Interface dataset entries
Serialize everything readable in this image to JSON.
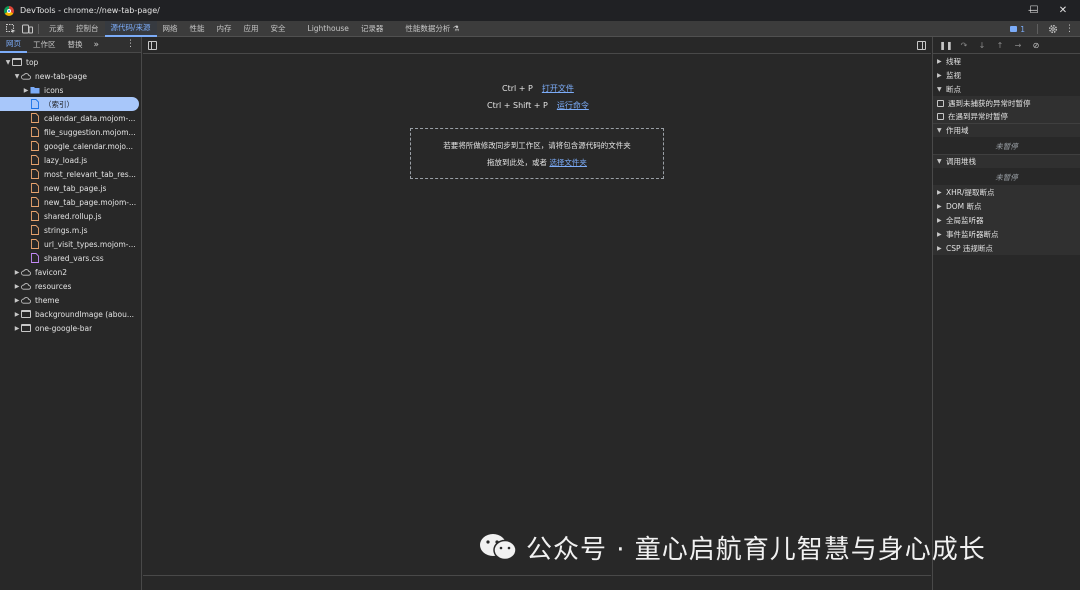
{
  "window": {
    "title": "DevTools - chrome://new-tab-page/",
    "minimize": "—",
    "maximize": "☐",
    "close": "✕"
  },
  "toolbar": {
    "tabs": [
      {
        "label": "元素"
      },
      {
        "label": "控制台"
      },
      {
        "label": "源代码/来源",
        "active": true
      },
      {
        "label": "网络"
      },
      {
        "label": "性能"
      },
      {
        "label": "内存"
      },
      {
        "label": "应用"
      },
      {
        "label": "安全"
      },
      {
        "label": "Lighthouse"
      },
      {
        "label": "记录器"
      },
      {
        "label": "性能数据分析 ⚗"
      }
    ],
    "issues_count": "1",
    "accent_color": "#7cacf8"
  },
  "navigator": {
    "tabs": [
      "网页",
      "工作区",
      "替换"
    ],
    "more": "»",
    "tree": [
      {
        "label": "top",
        "depth": 0,
        "expanded": true,
        "icon": "frame-icon"
      },
      {
        "label": "new-tab-page",
        "depth": 1,
        "expanded": true,
        "icon": "cloud-icon"
      },
      {
        "label": "icons",
        "depth": 2,
        "expanded": false,
        "icon": "folder-icon"
      },
      {
        "label": "（索引）",
        "depth": 2,
        "icon": "document-icon",
        "selected": true
      },
      {
        "label": "calendar_data.mojom-...",
        "depth": 2,
        "icon": "script-file-icon"
      },
      {
        "label": "file_suggestion.mojom...",
        "depth": 2,
        "icon": "script-file-icon"
      },
      {
        "label": "google_calendar.mojo...",
        "depth": 2,
        "icon": "script-file-icon"
      },
      {
        "label": "lazy_load.js",
        "depth": 2,
        "icon": "script-file-icon"
      },
      {
        "label": "most_relevant_tab_res...",
        "depth": 2,
        "icon": "script-file-icon"
      },
      {
        "label": "new_tab_page.js",
        "depth": 2,
        "icon": "script-file-icon"
      },
      {
        "label": "new_tab_page.mojom-...",
        "depth": 2,
        "icon": "script-file-icon"
      },
      {
        "label": "shared.rollup.js",
        "depth": 2,
        "icon": "script-file-icon"
      },
      {
        "label": "strings.m.js",
        "depth": 2,
        "icon": "script-file-icon"
      },
      {
        "label": "url_visit_types.mojom-...",
        "depth": 2,
        "icon": "script-file-icon"
      },
      {
        "label": "shared_vars.css",
        "depth": 2,
        "icon": "stylesheet-file-icon"
      },
      {
        "label": "favicon2",
        "depth": 1,
        "expanded": false,
        "icon": "cloud-icon"
      },
      {
        "label": "resources",
        "depth": 1,
        "expanded": false,
        "icon": "cloud-icon"
      },
      {
        "label": "theme",
        "depth": 1,
        "expanded": false,
        "icon": "cloud-icon"
      },
      {
        "label": "backgroundImage (abou...",
        "depth": 1,
        "expanded": false,
        "icon": "frame-icon"
      },
      {
        "label": "one-google-bar",
        "depth": 1,
        "expanded": false,
        "icon": "frame-icon"
      }
    ]
  },
  "editor": {
    "shortcut1_keys": "Ctrl + P",
    "shortcut1_action": "打开文件",
    "shortcut2_keys": "Ctrl + Shift + P",
    "shortcut2_action": "运行命令",
    "drop_line1": "若要将所做修改同步到工作区，请将包含源代码的文件夹",
    "drop_line2_prefix": "拖放到此处，或者",
    "drop_link": "选择文件夹"
  },
  "debugger": {
    "sections": [
      {
        "label": "线程",
        "expanded": false
      },
      {
        "label": "监视",
        "expanded": false
      },
      {
        "label": "断点",
        "expanded": true
      }
    ],
    "checkbox1": "遇到未捕获的异常时暂停",
    "checkbox2": "在遇到异常时暂停",
    "scope_label": "作用域",
    "scope_note": "未暂停",
    "callstack_label": "调用堆栈",
    "callstack_note": "未暂停",
    "more_sections": [
      {
        "label": "XHR/提取断点"
      },
      {
        "label": "DOM 断点"
      },
      {
        "label": "全局监听器"
      },
      {
        "label": "事件监听器断点"
      },
      {
        "label": "CSP 违规断点"
      }
    ]
  },
  "watermark": {
    "text": "公众号 · 童心启航育儿智慧与身心成长"
  }
}
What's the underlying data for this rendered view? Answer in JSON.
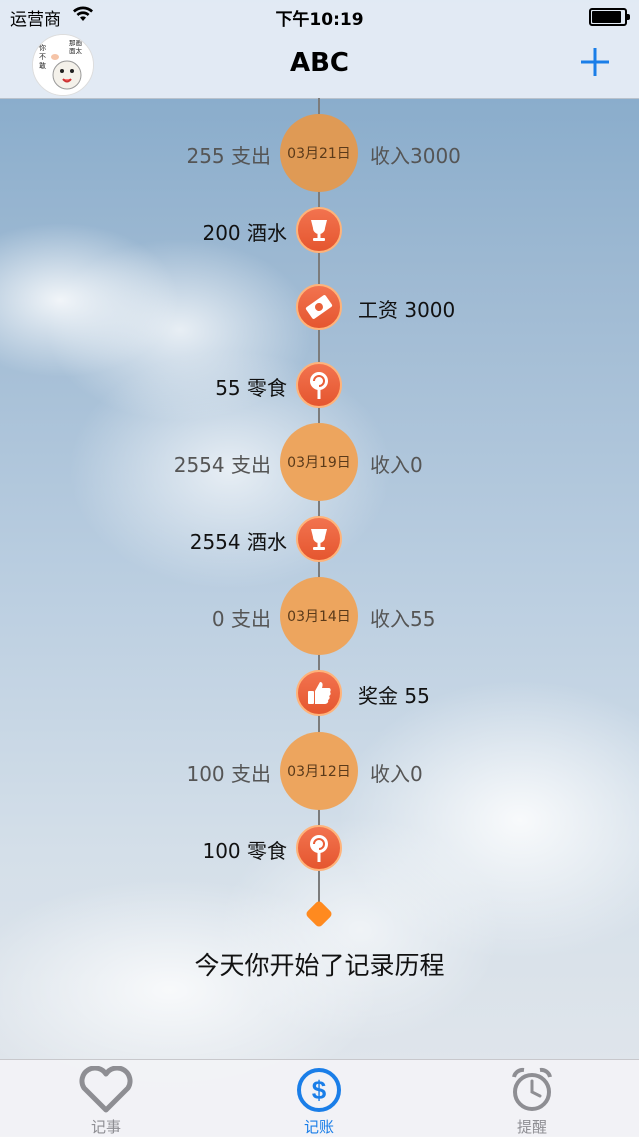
{
  "status_bar": {
    "carrier": "运营商",
    "time": "下午10:19",
    "battery_level": 0.95
  },
  "nav": {
    "title": "ABC",
    "add_icon": "plus-icon",
    "avatar_text": "你就不敢看 那画面太美"
  },
  "timeline": [
    {
      "type": "day",
      "date": "03月21日",
      "left": "255  支出",
      "right": "收入3000",
      "color": "#df9a55"
    },
    {
      "type": "item",
      "icon": "wine-glass-icon",
      "left": "200  酒水",
      "right": ""
    },
    {
      "type": "item",
      "icon": "money-icon",
      "left": "",
      "right": "工资  3000"
    },
    {
      "type": "item",
      "icon": "lollipop-icon",
      "left": "55  零食",
      "right": ""
    },
    {
      "type": "day",
      "date": "03月19日",
      "left": "2554  支出",
      "right": "收入0",
      "color": "#eda55e"
    },
    {
      "type": "item",
      "icon": "wine-glass-icon",
      "left": "2554  酒水",
      "right": ""
    },
    {
      "type": "day",
      "date": "03月14日",
      "left": "0  支出",
      "right": "收入55",
      "color": "#eda55e"
    },
    {
      "type": "item",
      "icon": "thumbs-up-icon",
      "left": "",
      "right": "奖金  55"
    },
    {
      "type": "day",
      "date": "03月12日",
      "left": "100  支出",
      "right": "收入0",
      "color": "#eda55e"
    },
    {
      "type": "item",
      "icon": "lollipop-icon",
      "left": "100  零食",
      "right": ""
    }
  ],
  "footer_message": "今天你开始了记录历程",
  "tabs": [
    {
      "label": "记事",
      "icon": "heart-icon",
      "active": false
    },
    {
      "label": "记账",
      "icon": "dollar-icon",
      "active": true
    },
    {
      "label": "提醒",
      "icon": "alarm-clock-icon",
      "active": false
    }
  ],
  "colors": {
    "accent": "#1a7ee8",
    "inactive": "#8e8e93",
    "item_icon": "#ea5f38",
    "end_marker": "#ff8a1f"
  }
}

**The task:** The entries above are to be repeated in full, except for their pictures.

**Result for this exercise:**
Serialize everything readable in this image to JSON.
{
  "window": {
    "title": "DevTools - chrome://new-tab-page/",
    "minimize": "—",
    "maximize": "☐",
    "close": "✕"
  },
  "toolbar": {
    "tabs": [
      {
        "label": "元素"
      },
      {
        "label": "控制台"
      },
      {
        "label": "源代码/来源",
        "active": true
      },
      {
        "label": "网络"
      },
      {
        "label": "性能"
      },
      {
        "label": "内存"
      },
      {
        "label": "应用"
      },
      {
        "label": "安全"
      },
      {
        "label": "Lighthouse"
      },
      {
        "label": "记录器"
      },
      {
        "label": "性能数据分析 ⚗"
      }
    ],
    "issues_count": "1",
    "accent_color": "#7cacf8"
  },
  "navigator": {
    "tabs": [
      "网页",
      "工作区",
      "替换"
    ],
    "more": "»",
    "tree": [
      {
        "label": "top",
        "depth": 0,
        "expanded": true,
        "icon": "frame-icon"
      },
      {
        "label": "new-tab-page",
        "depth": 1,
        "expanded": true,
        "icon": "cloud-icon"
      },
      {
        "label": "icons",
        "depth": 2,
        "expanded": false,
        "icon": "folder-icon"
      },
      {
        "label": "（索引）",
        "depth": 2,
        "icon": "document-icon",
        "selected": true
      },
      {
        "label": "calendar_data.mojom-...",
        "depth": 2,
        "icon": "script-file-icon"
      },
      {
        "label": "file_suggestion.mojom...",
        "depth": 2,
        "icon": "script-file-icon"
      },
      {
        "label": "google_calendar.mojo...",
        "depth": 2,
        "icon": "script-file-icon"
      },
      {
        "label": "lazy_load.js",
        "depth": 2,
        "icon": "script-file-icon"
      },
      {
        "label": "most_relevant_tab_res...",
        "depth": 2,
        "icon": "script-file-icon"
      },
      {
        "label": "new_tab_page.js",
        "depth": 2,
        "icon": "script-file-icon"
      },
      {
        "label": "new_tab_page.mojom-...",
        "depth": 2,
        "icon": "script-file-icon"
      },
      {
        "label": "shared.rollup.js",
        "depth": 2,
        "icon": "script-file-icon"
      },
      {
        "label": "strings.m.js",
        "depth": 2,
        "icon": "script-file-icon"
      },
      {
        "label": "url_visit_types.mojom-...",
        "depth": 2,
        "icon": "script-file-icon"
      },
      {
        "label": "shared_vars.css",
        "depth": 2,
        "icon": "stylesheet-file-icon"
      },
      {
        "label": "favicon2",
        "depth": 1,
        "expanded": false,
        "icon": "cloud-icon"
      },
      {
        "label": "resources",
        "depth": 1,
        "expanded": false,
        "icon": "cloud-icon"
      },
      {
        "label": "theme",
        "depth": 1,
        "expanded": false,
        "icon": "cloud-icon"
      },
      {
        "label": "backgroundImage (abou...",
        "depth": 1,
        "expanded": false,
        "icon": "frame-icon"
      },
      {
        "label": "one-google-bar",
        "depth": 1,
        "expanded": false,
        "icon": "frame-icon"
      }
    ]
  },
  "editor": {
    "shortcut1_keys": "Ctrl + P",
    "shortcut1_action": "打开文件",
    "shortcut2_keys": "Ctrl + Shift + P",
    "shortcut2_action": "运行命令",
    "drop_line1": "若要将所做修改同步到工作区，请将包含源代码的文件夹",
    "drop_line2_prefix": "拖放到此处，或者",
    "drop_link": "选择文件夹"
  },
  "debugger": {
    "sections": [
      {
        "label": "线程",
        "expanded": false
      },
      {
        "label": "监视",
        "expanded": false
      },
      {
        "label": "断点",
        "expanded": true
      }
    ],
    "checkbox1": "遇到未捕获的异常时暂停",
    "checkbox2": "在遇到异常时暂停",
    "scope_label": "作用域",
    "scope_note": "未暂停",
    "callstack_label": "调用堆栈",
    "callstack_note": "未暂停",
    "more_sections": [
      {
        "label": "XHR/提取断点"
      },
      {
        "label": "DOM 断点"
      },
      {
        "label": "全局监听器"
      },
      {
        "label": "事件监听器断点"
      },
      {
        "label": "CSP 违规断点"
      }
    ]
  },
  "watermark": {
    "text": "公众号 · 童心启航育儿智慧与身心成长"
  }
}
What's the underlying data for this rendered view? Answer in JSON.
{
  "status_bar": {
    "carrier": "运营商",
    "time": "下午10:19",
    "battery_level": 0.95
  },
  "nav": {
    "title": "ABC",
    "add_icon": "plus-icon",
    "avatar_text": "你就不敢看 那画面太美"
  },
  "timeline": [
    {
      "type": "day",
      "date": "03月21日",
      "left": "255  支出",
      "right": "收入3000",
      "color": "#df9a55"
    },
    {
      "type": "item",
      "icon": "wine-glass-icon",
      "left": "200  酒水",
      "right": ""
    },
    {
      "type": "item",
      "icon": "money-icon",
      "left": "",
      "right": "工资  3000"
    },
    {
      "type": "item",
      "icon": "lollipop-icon",
      "left": "55  零食",
      "right": ""
    },
    {
      "type": "day",
      "date": "03月19日",
      "left": "2554  支出",
      "right": "收入0",
      "color": "#eda55e"
    },
    {
      "type": "item",
      "icon": "wine-glass-icon",
      "left": "2554  酒水",
      "right": ""
    },
    {
      "type": "day",
      "date": "03月14日",
      "left": "0  支出",
      "right": "收入55",
      "color": "#eda55e"
    },
    {
      "type": "item",
      "icon": "thumbs-up-icon",
      "left": "",
      "right": "奖金  55"
    },
    {
      "type": "day",
      "date": "03月12日",
      "left": "100  支出",
      "right": "收入0",
      "color": "#eda55e"
    },
    {
      "type": "item",
      "icon": "lollipop-icon",
      "left": "100  零食",
      "right": ""
    }
  ],
  "footer_message": "今天你开始了记录历程",
  "tabs": [
    {
      "label": "记事",
      "icon": "heart-icon",
      "active": false
    },
    {
      "label": "记账",
      "icon": "dollar-icon",
      "active": true
    },
    {
      "label": "提醒",
      "icon": "alarm-clock-icon",
      "active": false
    }
  ],
  "colors": {
    "accent": "#1a7ee8",
    "inactive": "#8e8e93",
    "item_icon": "#ea5f38",
    "end_marker": "#ff8a1f"
  }
}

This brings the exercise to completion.